Jeffrey’s exhibition was promoted with a humorous film trailer created in collaboration with NOW, featured on the gallery’s website in the lead up to the exhibition launch. This self-deprecating trailer plays on industry stereotypes, taking a comical approach to the process of creating and promoting an exhibition. Acting as a form of teaser-style promotion, this moving image piece also positions the designer as a creative talent through means beyond his fashion garments. By profiling the identity of Jeffrey in this way, audiences are likely to relate to the designer as both a personality and as a fashion brand.

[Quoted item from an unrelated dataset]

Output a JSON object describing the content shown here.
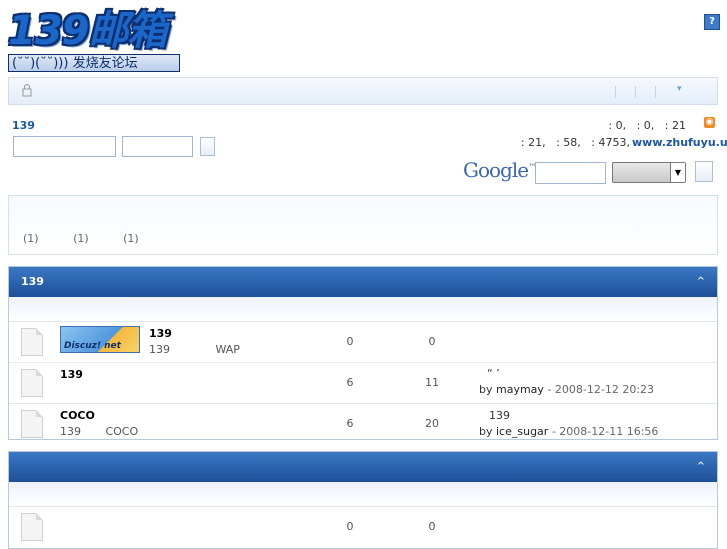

These sharable and interactive brand touchpoints are potentially paving the way for a new generation of fashion designers. For brands without funds for traditional outlets of fashion communication including catwalk presentations, magazine advertising and retail stores, could joining forces with established arts venues be the answer during the time when the fashion industry is in flux?